I'm still waiting for another invoice from hospital and the Dr's as well. Here the hospital staff are only the nurses and admin. The Dr's that work there are then consultants and charge directly to the patient. Then there are separate costs for all the medical equipment, lab testing and drugs administered.

If I had actually had my planned VB, my OBGYN charges 2700 for attending the birth and 2 postnatal appts. I only had to pay 10% of that cost as my copay. The hospital, and any other dr that may have had to attend would then bill separately. She charged another 300 or so if it was a C-Section.

As it was she didn't have priveleges at the hospital I was in, so had another OBGYN look after me there.

Main things to check are the co-pays. My DH's insurance here has an out of pocket hospital visit of $5k per family member per year. I think mine is less, but I haven't checked it out.

If you are moving to the Houston area, I can recommend my OBGYN wholeheartedly.

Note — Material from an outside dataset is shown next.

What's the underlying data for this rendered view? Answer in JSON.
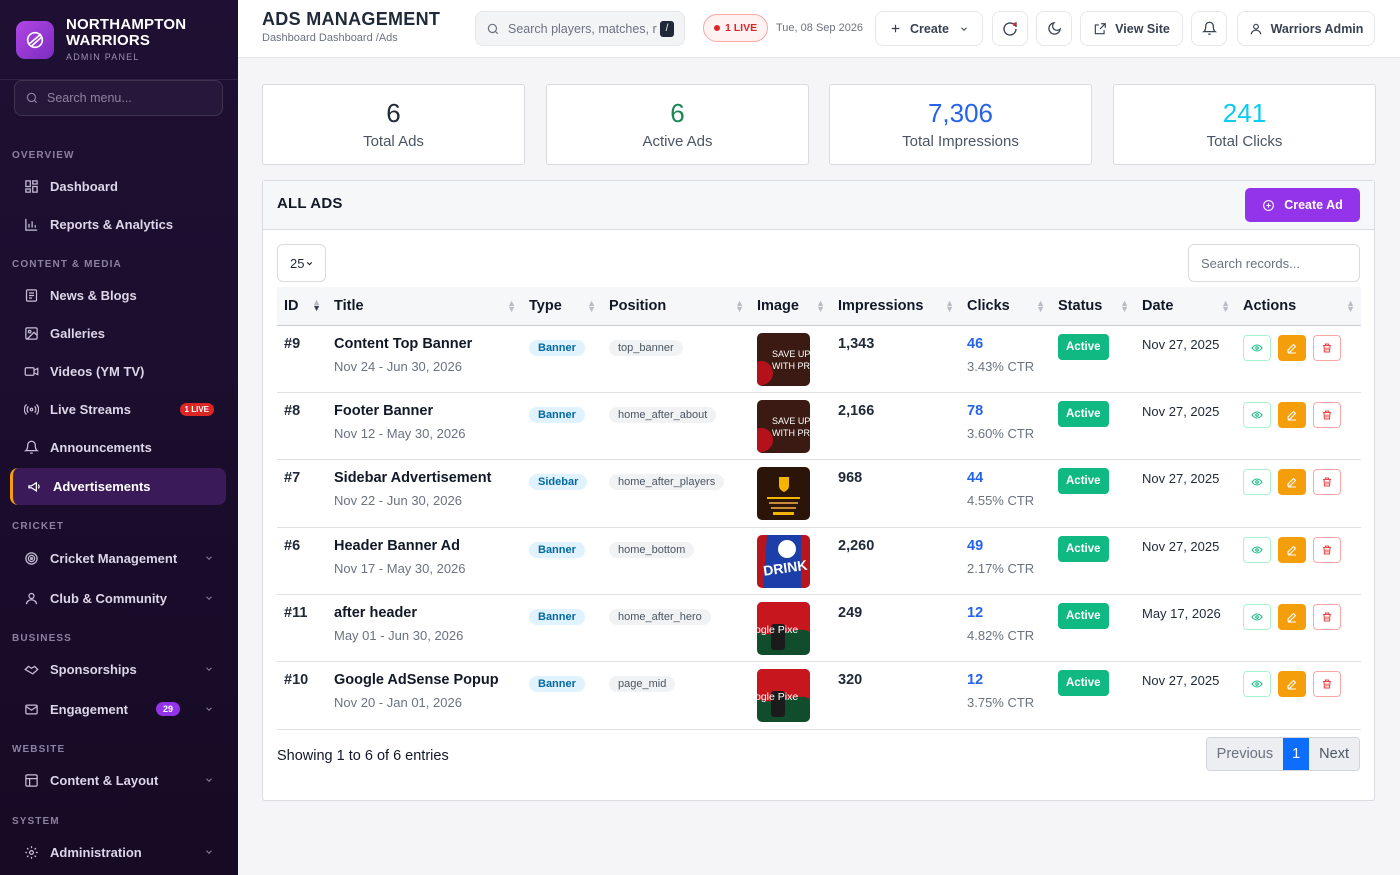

Nandocushion Tue 20-Jan-15 17:54:42

Midwives most certainly do exist in the US. My neighbour is training to be one. They are just less commonly used, that's all.

OP, choices really do vary depending on where you are and what insurance you have. If your insurance is normal to good, you'll probably have an excellent experience here - they have lots of choice and you can go to a birthing unit, or a hospital, or whatever else you have in your area, if it's covered. You'll need to ask them though and not us! Lots of silly horror stories about US medical care from people outside the US.

SconeRhymesWithGone Tue 20-Jan-15 18:05:09

The practice of midwifery is primarily governed by state law in the US so what roles they play will vary by state.

LetticeKnollys Tue 20-Jan-15 20:14:47

Hmm, I was pro-natural birth when I was pregnant with DS and would have been a bit snooty about these American practices. When I gave birth last year though, apart from the nursery, the UK hospital I had to give birth in sounds just like what is being described, right down to the stirrups.

When various complications in my labour occurred I was given an epidural, and actually, it was amazing. If I have a labour which isn't textbook normal again then I would definitely want one.

The flip side to all of this "oh they give epidurals a lot in the US" is that if you actually WANT an epidural, in the UK you might not get one because there is usually limited anesthetists available in UK hospitals (and other women needing EMCS's taking priority), I often hear of women not being able to have them.

I also had a bad experience with my midwife care, so actually reading this thread I wouldn't really mind at all if I had to give birth in the US as long as I was sure my insurance covered me fully.

Join the discussion

Registering is free, easy, and means you can join in the discussion, watch threads, get discounts, win prizes and lots more.

Register now »

Already registered? Log in with: